Give back only one number: how many lines in the data below contain the word "selected".

(Web page and app entries)
[Start of Attachment]
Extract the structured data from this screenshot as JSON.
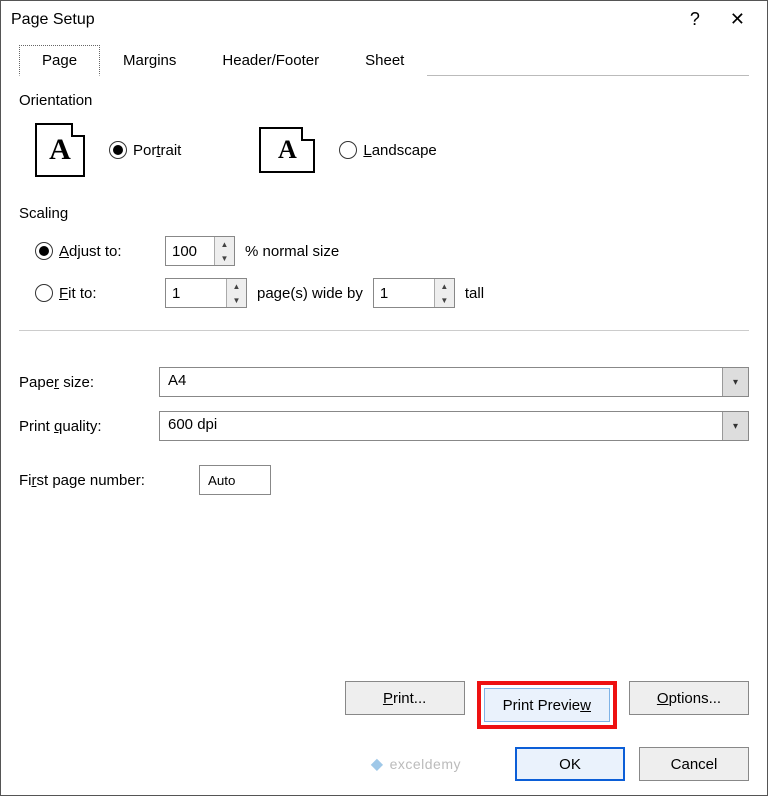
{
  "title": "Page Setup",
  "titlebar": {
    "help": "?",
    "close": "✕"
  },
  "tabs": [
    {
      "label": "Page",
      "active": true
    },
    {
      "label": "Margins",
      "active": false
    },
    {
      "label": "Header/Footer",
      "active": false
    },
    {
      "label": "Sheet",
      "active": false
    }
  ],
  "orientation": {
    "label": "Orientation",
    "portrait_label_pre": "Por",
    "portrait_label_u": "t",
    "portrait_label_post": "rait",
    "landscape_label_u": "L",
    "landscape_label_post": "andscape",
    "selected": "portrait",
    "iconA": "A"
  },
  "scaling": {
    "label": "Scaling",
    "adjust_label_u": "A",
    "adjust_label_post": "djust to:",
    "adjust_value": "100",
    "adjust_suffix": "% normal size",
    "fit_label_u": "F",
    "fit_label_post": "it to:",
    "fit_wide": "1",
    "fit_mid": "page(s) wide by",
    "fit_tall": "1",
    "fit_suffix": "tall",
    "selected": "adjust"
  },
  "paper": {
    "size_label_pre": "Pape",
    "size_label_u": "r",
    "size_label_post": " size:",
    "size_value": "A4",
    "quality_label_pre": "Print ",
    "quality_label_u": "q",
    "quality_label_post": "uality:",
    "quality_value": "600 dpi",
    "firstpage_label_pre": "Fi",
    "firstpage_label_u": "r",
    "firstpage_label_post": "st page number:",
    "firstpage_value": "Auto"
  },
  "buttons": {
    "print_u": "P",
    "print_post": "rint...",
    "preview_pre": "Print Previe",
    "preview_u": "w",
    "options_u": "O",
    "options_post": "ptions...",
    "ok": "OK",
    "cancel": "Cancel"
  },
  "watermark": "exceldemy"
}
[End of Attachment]
> _EXPECTED ANSWER_:
2